• Try it: Return every record below exactly as written, but leave out the pictures.

Segment Start: Data for review

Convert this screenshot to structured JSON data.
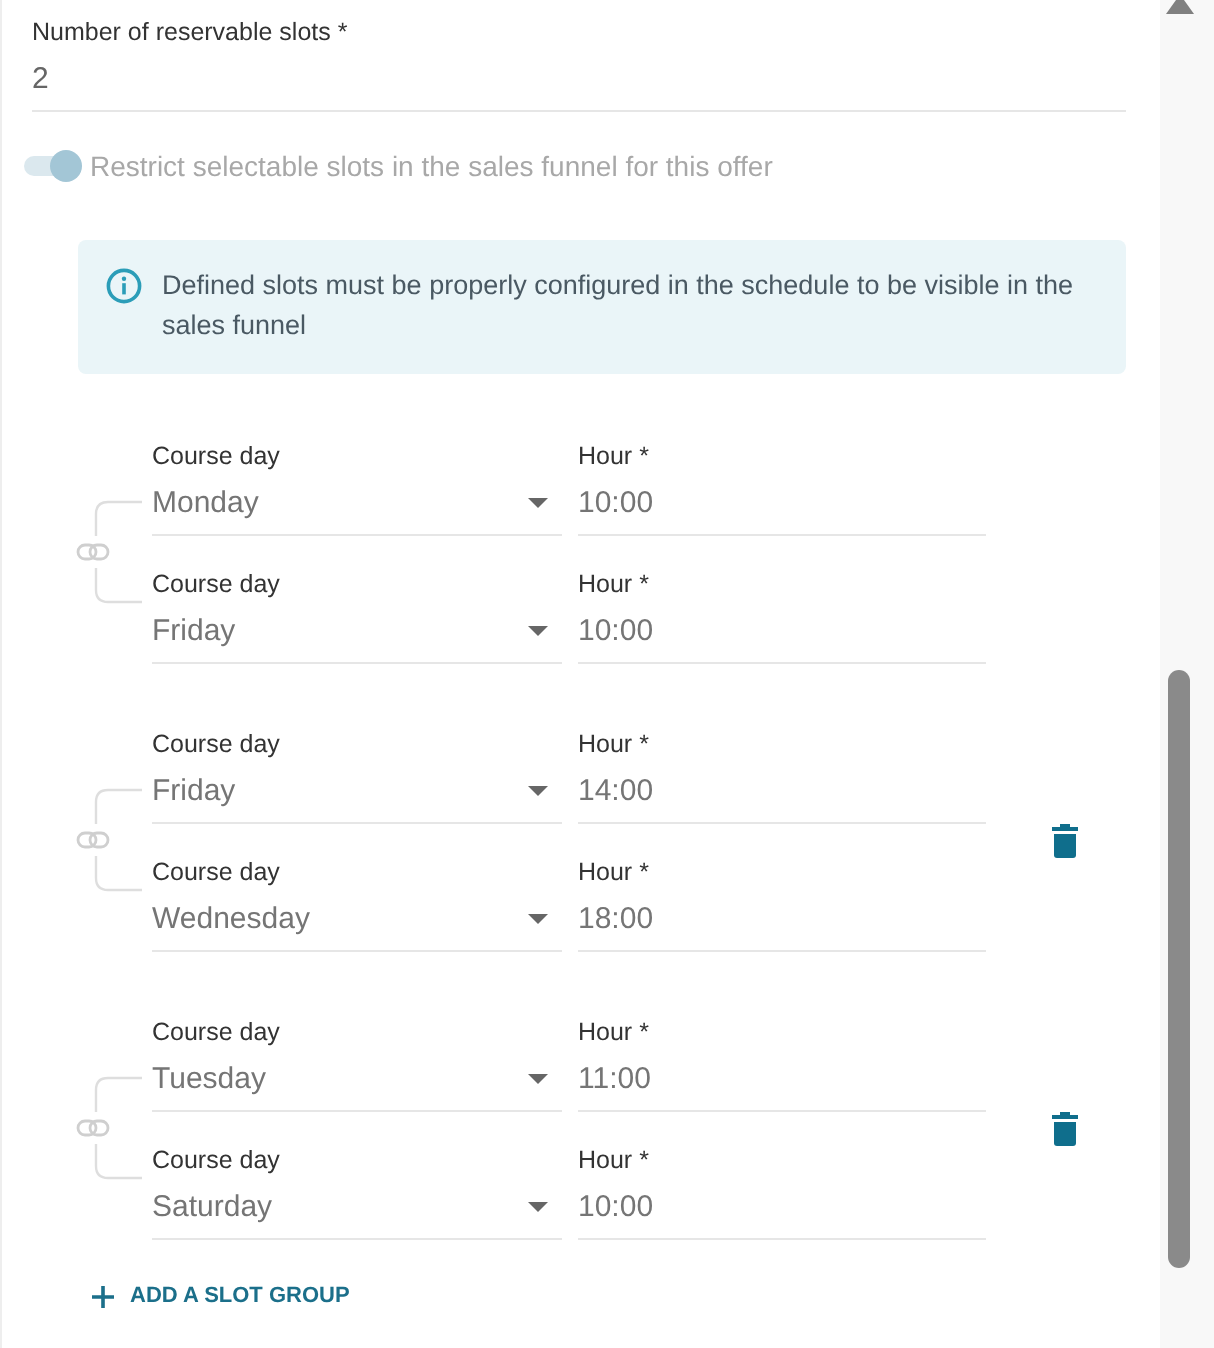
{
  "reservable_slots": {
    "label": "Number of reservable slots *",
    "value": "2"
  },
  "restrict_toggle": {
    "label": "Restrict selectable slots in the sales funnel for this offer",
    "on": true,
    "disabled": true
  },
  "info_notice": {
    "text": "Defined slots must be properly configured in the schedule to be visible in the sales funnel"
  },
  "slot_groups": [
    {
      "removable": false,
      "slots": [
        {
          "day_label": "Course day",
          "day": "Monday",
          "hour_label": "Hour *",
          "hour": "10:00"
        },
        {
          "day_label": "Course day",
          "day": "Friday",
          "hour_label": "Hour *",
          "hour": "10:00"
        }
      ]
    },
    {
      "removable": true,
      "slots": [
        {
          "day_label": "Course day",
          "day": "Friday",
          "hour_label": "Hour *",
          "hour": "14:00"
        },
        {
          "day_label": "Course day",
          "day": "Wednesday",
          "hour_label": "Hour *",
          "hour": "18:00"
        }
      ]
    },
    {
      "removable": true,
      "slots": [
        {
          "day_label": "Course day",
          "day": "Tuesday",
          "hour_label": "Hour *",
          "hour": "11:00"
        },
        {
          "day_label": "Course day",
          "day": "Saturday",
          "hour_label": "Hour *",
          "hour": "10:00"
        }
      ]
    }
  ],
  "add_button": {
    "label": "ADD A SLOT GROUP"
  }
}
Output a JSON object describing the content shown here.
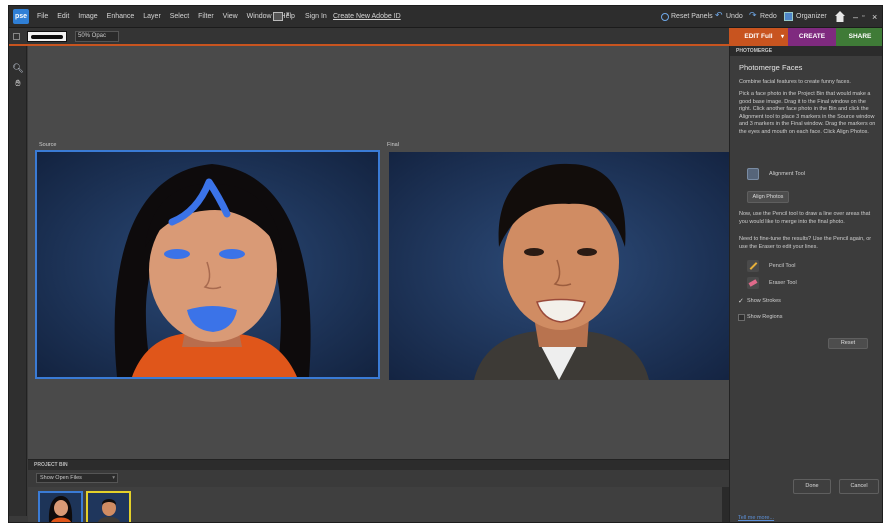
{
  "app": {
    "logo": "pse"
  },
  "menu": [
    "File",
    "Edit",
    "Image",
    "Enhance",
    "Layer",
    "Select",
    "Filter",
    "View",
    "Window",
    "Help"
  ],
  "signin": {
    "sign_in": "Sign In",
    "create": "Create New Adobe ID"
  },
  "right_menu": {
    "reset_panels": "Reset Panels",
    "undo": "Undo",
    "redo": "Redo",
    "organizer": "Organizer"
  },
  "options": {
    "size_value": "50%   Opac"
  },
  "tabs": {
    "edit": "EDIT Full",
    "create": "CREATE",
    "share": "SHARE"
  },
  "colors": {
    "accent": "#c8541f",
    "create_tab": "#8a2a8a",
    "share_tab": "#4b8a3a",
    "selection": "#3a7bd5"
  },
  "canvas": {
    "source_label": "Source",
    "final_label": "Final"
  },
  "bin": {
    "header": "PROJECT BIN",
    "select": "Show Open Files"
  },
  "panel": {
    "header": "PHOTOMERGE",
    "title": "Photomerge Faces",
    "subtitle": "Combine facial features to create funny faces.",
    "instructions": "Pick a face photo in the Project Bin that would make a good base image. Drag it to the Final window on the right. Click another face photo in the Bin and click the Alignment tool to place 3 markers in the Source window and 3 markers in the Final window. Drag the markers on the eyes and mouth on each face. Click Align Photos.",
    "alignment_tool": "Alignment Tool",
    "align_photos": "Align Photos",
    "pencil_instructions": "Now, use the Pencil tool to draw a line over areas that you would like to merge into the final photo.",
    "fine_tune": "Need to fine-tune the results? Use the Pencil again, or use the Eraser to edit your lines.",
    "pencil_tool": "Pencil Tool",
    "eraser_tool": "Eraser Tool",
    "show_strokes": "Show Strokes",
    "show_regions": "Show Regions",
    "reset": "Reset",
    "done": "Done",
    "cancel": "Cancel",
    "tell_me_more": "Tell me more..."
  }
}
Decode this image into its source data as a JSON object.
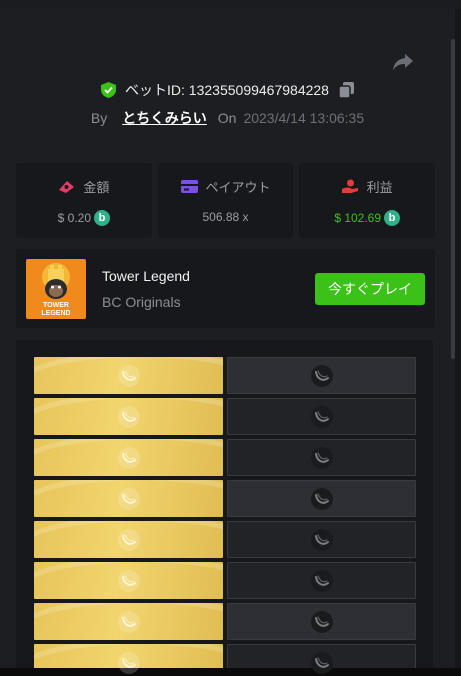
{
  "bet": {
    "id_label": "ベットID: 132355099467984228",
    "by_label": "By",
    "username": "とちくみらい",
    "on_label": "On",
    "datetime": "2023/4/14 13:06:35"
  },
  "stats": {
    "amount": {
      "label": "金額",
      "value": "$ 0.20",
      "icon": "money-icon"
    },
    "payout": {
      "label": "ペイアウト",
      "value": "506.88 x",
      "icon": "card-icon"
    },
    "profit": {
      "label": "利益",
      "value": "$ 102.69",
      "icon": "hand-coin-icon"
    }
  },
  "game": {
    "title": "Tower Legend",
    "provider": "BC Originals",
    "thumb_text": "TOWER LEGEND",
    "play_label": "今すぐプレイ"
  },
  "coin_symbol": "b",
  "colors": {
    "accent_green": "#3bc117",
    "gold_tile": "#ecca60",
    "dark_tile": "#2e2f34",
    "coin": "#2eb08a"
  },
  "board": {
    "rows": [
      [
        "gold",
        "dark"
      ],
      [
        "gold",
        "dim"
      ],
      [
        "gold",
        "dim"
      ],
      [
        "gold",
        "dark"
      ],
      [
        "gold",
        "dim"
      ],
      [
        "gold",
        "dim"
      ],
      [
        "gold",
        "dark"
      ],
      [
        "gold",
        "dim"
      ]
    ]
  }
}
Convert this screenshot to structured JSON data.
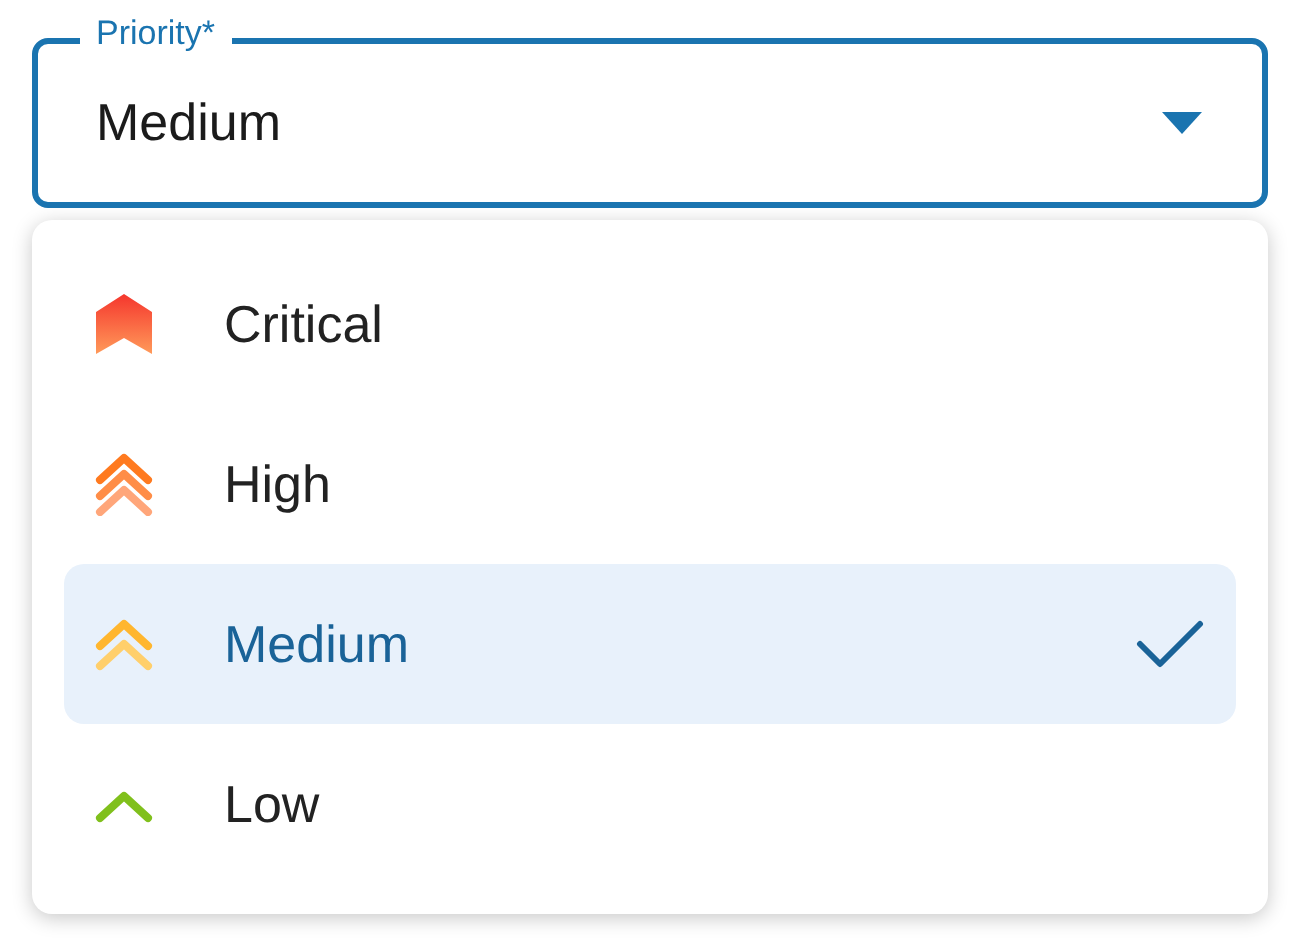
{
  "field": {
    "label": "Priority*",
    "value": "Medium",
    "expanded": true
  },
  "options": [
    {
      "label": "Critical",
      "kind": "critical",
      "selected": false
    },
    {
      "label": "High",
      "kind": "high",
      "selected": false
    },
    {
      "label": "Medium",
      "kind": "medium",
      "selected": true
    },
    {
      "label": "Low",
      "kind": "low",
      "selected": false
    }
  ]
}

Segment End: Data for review

• Problem solution:
Convert this screenshot to structured JSON data.
{
  "reservable_slots": {
    "label": "Number of reservable slots *",
    "value": "2"
  },
  "restrict_toggle": {
    "label": "Restrict selectable slots in the sales funnel for this offer",
    "on": true,
    "disabled": true
  },
  "info_notice": {
    "text": "Defined slots must be properly configured in the schedule to be visible in the sales funnel"
  },
  "slot_groups": [
    {
      "removable": false,
      "slots": [
        {
          "day_label": "Course day",
          "day": "Monday",
          "hour_label": "Hour *",
          "hour": "10:00"
        },
        {
          "day_label": "Course day",
          "day": "Friday",
          "hour_label": "Hour *",
          "hour": "10:00"
        }
      ]
    },
    {
      "removable": true,
      "slots": [
        {
          "day_label": "Course day",
          "day": "Friday",
          "hour_label": "Hour *",
          "hour": "14:00"
        },
        {
          "day_label": "Course day",
          "day": "Wednesday",
          "hour_label": "Hour *",
          "hour": "18:00"
        }
      ]
    },
    {
      "removable": true,
      "slots": [
        {
          "day_label": "Course day",
          "day": "Tuesday",
          "hour_label": "Hour *",
          "hour": "11:00"
        },
        {
          "day_label": "Course day",
          "day": "Saturday",
          "hour_label": "Hour *",
          "hour": "10:00"
        }
      ]
    }
  ],
  "add_button": {
    "label": "ADD A SLOT GROUP"
  }
}
Output a JSON object describing the content shown here.
{
  "app": {
    "logo": "pse"
  },
  "menu": [
    "File",
    "Edit",
    "Image",
    "Enhance",
    "Layer",
    "Select",
    "Filter",
    "View",
    "Window",
    "Help"
  ],
  "signin": {
    "sign_in": "Sign In",
    "create": "Create New Adobe ID"
  },
  "right_menu": {
    "reset_panels": "Reset Panels",
    "undo": "Undo",
    "redo": "Redo",
    "organizer": "Organizer"
  },
  "options": {
    "size_value": "50%   Opac"
  },
  "tabs": {
    "edit": "EDIT Full",
    "create": "CREATE",
    "share": "SHARE"
  },
  "colors": {
    "accent": "#c8541f",
    "create_tab": "#8a2a8a",
    "share_tab": "#4b8a3a",
    "selection": "#3a7bd5"
  },
  "canvas": {
    "source_label": "Source",
    "final_label": "Final"
  },
  "bin": {
    "header": "PROJECT BIN",
    "select": "Show Open Files"
  },
  "panel": {
    "header": "PHOTOMERGE",
    "title": "Photomerge Faces",
    "subtitle": "Combine facial features to create funny faces.",
    "instructions": "Pick a face photo in the Project Bin that would make a good base image. Drag it to the Final window on the right. Click another face photo in the Bin and click the Alignment tool to place 3 markers in the Source window and 3 markers in the Final window. Drag the markers on the eyes and mouth on each face. Click Align Photos.",
    "alignment_tool": "Alignment Tool",
    "align_photos": "Align Photos",
    "pencil_instructions": "Now, use the Pencil tool to draw a line over areas that you would like to merge into the final photo.",
    "fine_tune": "Need to fine-tune the results? Use the Pencil again, or use the Eraser to edit your lines.",
    "pencil_tool": "Pencil Tool",
    "eraser_tool": "Eraser Tool",
    "show_strokes": "Show Strokes",
    "show_regions": "Show Regions",
    "reset": "Reset",
    "done": "Done",
    "cancel": "Cancel",
    "tell_me_more": "Tell me more..."
  }
}
Decode this image into its source data as a JSON object.
{
  "bet": {
    "id_label": "ベットID: 132355099467984228",
    "by_label": "By",
    "username": "とちくみらい",
    "on_label": "On",
    "datetime": "2023/4/14 13:06:35"
  },
  "stats": {
    "amount": {
      "label": "金額",
      "value": "$ 0.20",
      "icon": "money-icon"
    },
    "payout": {
      "label": "ペイアウト",
      "value": "506.88 x",
      "icon": "card-icon"
    },
    "profit": {
      "label": "利益",
      "value": "$ 102.69",
      "icon": "hand-coin-icon"
    }
  },
  "game": {
    "title": "Tower Legend",
    "provider": "BC Originals",
    "thumb_text": "TOWER LEGEND",
    "play_label": "今すぐプレイ"
  },
  "coin_symbol": "b",
  "colors": {
    "accent_green": "#3bc117",
    "gold_tile": "#ecca60",
    "dark_tile": "#2e2f34",
    "coin": "#2eb08a"
  },
  "board": {
    "rows": [
      [
        "gold",
        "dark"
      ],
      [
        "gold",
        "dim"
      ],
      [
        "gold",
        "dim"
      ],
      [
        "gold",
        "dark"
      ],
      [
        "gold",
        "dim"
      ],
      [
        "gold",
        "dim"
      ],
      [
        "gold",
        "dark"
      ],
      [
        "gold",
        "dim"
      ]
    ]
  }
}
Convert this screenshot to structured JSON data.
{
  "field": {
    "label": "Priority*",
    "value": "Medium",
    "expanded": true
  },
  "options": [
    {
      "label": "Critical",
      "kind": "critical",
      "selected": false
    },
    {
      "label": "High",
      "kind": "high",
      "selected": false
    },
    {
      "label": "Medium",
      "kind": "medium",
      "selected": true
    },
    {
      "label": "Low",
      "kind": "low",
      "selected": false
    }
  ]
}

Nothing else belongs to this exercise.